The State Meteorological Agency (AEMET) has announced that the Canary Islands are currently experiencing the “hottest St Martin’s summer since 1950,” with temperatures significantly above the norm for this time of year. This extraordinary warmth is set to continue breaking temperature records until the upcoming weekend, after which a marked drop is expected, bringing temperatures back to more typical values.
AEMET spokesperson Rubén del Campo highlighted that November 11th to 14th were the warmest days for this period in peninsular Spain since at least 1950. He predicts further record-breaking temperatures until the weekend, particularly on Saturday and Sunday, when another rise in temperatures is anticipated.
On November 14th, more than 80 weather stations, or one in nine, recorded maximum temperatures exceeding 28ºC. Of these, 32 stations reported temperatures over 30ºC. This period marked the warmest for these dates in peninsular Spain since record-keeping began in 1950.
The temperature in Malaga and the Canary Islands even surpassed 32ºC on Tuesday. However, AEMET disregarded the 35.6ºC record in Torremolinos on the 14th due to it being an outlier compared to nearby stations.
Del Campo explained that on the 14th, in much of the eastern third and the south of the peninsula, maximum temperatures were between 7 and 12ºC higher than usual.
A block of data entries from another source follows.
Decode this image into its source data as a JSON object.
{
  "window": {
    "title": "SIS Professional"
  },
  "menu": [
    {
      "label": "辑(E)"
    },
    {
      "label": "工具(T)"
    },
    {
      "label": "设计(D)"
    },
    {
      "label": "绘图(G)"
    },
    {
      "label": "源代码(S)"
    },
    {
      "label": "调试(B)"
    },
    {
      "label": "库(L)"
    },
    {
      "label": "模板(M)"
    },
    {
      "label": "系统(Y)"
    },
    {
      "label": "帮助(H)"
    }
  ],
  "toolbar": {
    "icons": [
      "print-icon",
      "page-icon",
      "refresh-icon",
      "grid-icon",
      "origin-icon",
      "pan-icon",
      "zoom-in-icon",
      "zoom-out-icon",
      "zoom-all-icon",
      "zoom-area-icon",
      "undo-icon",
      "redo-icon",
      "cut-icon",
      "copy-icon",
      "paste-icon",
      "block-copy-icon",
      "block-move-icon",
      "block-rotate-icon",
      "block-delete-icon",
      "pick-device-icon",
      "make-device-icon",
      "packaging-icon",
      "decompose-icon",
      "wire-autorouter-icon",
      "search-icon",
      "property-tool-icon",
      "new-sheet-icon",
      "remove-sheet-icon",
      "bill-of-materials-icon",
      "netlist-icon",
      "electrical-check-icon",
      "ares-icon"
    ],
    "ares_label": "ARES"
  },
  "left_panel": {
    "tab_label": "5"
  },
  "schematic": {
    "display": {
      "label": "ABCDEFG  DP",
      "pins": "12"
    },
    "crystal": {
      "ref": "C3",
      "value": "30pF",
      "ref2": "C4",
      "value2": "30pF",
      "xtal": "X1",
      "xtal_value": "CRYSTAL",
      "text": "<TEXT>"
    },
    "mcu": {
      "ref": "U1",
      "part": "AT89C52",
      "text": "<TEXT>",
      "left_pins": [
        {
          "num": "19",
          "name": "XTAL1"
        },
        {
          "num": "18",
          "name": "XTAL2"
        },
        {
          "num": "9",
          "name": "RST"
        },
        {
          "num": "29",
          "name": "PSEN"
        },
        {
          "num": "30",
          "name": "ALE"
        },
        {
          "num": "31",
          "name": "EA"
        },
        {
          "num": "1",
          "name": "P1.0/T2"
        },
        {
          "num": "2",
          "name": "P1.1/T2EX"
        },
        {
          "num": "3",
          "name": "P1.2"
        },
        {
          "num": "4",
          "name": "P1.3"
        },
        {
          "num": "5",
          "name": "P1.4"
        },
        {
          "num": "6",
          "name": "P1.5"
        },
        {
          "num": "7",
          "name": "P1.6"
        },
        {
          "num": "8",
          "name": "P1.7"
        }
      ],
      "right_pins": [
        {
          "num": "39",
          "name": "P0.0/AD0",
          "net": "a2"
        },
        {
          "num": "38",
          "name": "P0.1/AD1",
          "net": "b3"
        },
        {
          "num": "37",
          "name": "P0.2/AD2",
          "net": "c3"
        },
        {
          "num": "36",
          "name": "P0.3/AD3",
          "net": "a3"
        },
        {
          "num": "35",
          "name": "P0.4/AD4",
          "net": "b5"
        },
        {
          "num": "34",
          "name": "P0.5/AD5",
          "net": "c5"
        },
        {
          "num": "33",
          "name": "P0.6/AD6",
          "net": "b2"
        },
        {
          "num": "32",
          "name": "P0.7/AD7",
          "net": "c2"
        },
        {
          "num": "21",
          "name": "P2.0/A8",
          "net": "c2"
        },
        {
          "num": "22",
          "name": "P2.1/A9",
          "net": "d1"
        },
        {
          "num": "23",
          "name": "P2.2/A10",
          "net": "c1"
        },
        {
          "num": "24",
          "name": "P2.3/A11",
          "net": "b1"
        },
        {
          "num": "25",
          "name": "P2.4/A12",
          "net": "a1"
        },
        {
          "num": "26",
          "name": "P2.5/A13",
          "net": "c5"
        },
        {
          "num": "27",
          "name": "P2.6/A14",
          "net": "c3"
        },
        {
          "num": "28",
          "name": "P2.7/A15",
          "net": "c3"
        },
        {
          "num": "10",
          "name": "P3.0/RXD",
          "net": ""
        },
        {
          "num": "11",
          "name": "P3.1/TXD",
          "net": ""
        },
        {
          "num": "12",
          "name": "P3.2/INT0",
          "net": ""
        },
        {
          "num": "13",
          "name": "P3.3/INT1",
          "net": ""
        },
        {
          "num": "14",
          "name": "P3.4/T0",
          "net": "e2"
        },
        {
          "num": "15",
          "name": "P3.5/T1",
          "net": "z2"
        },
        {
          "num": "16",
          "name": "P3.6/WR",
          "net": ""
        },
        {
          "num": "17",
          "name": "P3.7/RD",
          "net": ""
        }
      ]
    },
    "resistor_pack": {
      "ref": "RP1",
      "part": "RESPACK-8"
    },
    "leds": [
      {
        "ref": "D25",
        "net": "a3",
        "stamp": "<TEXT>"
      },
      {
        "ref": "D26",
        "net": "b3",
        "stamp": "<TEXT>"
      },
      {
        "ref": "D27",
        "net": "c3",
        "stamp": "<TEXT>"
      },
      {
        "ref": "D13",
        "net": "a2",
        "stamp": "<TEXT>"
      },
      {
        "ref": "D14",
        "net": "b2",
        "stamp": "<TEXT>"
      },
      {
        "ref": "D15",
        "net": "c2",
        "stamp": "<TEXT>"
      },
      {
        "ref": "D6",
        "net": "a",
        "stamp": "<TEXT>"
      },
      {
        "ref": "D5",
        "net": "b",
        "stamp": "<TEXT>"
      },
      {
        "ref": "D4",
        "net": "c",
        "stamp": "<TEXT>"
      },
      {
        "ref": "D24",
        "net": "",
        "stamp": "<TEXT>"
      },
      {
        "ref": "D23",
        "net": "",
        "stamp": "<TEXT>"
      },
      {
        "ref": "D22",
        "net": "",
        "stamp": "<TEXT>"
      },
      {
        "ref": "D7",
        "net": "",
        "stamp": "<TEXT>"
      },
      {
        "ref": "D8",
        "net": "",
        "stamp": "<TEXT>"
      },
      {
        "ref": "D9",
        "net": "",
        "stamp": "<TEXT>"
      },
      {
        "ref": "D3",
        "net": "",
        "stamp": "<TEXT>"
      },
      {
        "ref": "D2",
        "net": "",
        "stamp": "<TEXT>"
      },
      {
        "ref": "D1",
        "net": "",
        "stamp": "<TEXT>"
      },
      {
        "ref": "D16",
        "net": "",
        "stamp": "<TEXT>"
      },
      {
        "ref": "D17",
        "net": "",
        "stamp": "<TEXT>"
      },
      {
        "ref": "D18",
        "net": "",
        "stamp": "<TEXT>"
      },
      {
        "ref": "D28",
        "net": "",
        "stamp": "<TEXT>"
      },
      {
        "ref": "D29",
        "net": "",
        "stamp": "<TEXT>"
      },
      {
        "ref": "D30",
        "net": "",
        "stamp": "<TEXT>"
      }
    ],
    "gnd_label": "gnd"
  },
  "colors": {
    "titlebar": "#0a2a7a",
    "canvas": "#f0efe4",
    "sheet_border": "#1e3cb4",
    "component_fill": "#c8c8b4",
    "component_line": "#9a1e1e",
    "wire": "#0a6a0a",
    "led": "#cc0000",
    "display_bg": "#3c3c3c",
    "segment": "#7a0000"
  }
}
For the rest of the week, warmer-than-usual conditions are expected, including a weekend temperature increase of 5 to 10ºC above the seasonal norm across large parts of the country. Rainfall is expected to be limited, mainly to Galicia and the Cantabrian Sea, and will cease by the weekend. Fog in inland and coastal areas may reduce visibility and impact road traffic.
Starting Monday, a dramatic temperature drop and a more autumnal atmosphere are anticipated, with some areas in the east and south of the peninsula experiencing colder-than-normal weather. However, significant rainfall is only expected in the far north and the Balearic Islands.
This Thursday, rains are expected to affect the extreme north, particularly in Galicia and its western half. Elsewhere, fog banks will return, mainly in low-lying areas of the peninsular interior, the Balearic coasts, and the south of Andalusia.
Temperatures will remain steady, with around 20ºC on the Cantabrian coast, 15ºC to 20ºC in the interior of the northern half and center of the peninsula, and above 20ºC in the southern half of the Mediterranean and the Balearic Islands. Cities like Valencia and Murcia are expected to reach 25ºC, as will Las Palmas de Gran Canaria and Santa Cruz de Tenerife.
The forecast for Friday and the weekend suggests minimal rainfall and predominance of anticyclonic weather, with fog in large inland areas and on the coast during early hours. Temperatures will fall in the northeast on Friday but rise elsewhere.
Del Campo emphasizes that this Saturday and Sunday will be “very warm” for the season, with maximum temperatures 5ºC to 10ºC above the usual for November in Spain. Temperatures will exceed 20ºC in the Cantabrian Sea, a large part of the eastern, central, and southern half of the peninsula, as well as in both archipelagos. Meanwhile, Andalusia, Valencia, the Region of Murcia, and their surrounding areas will see temperatures above 25ºC.
From Monday, a shift in the atmospheric situation is expected, leading to the arrival of cold air. AEMET predicts a significant temperature drop by Monday and Tuesday, returning temperatures to normal seasonal levels.
Eltiempo.es adds that the snow level will also fall on Monday, with frosts expected on the plateau and central moors. Temperatures will only remain above 20ºC in parts of the Mediterranean and the Canary Islands, where a drop in temperatures and increased cloudiness is also forecast.
By Tuesday, the cold air mass will reach the Canary Islands, leading to a temperature drop. On Wednesday, thermometers will fall further due to more cold air arriving from the north.
In summary, maximum temperatures across a large part of the country will not exceed 15ºC, and in areas of the northern plateau, they will barely surpass 10 or 11ºC. Minimum temperatures will drop below 10ºC in most of the interior of the Peninsula and below 5ºC in the interior of the northern half.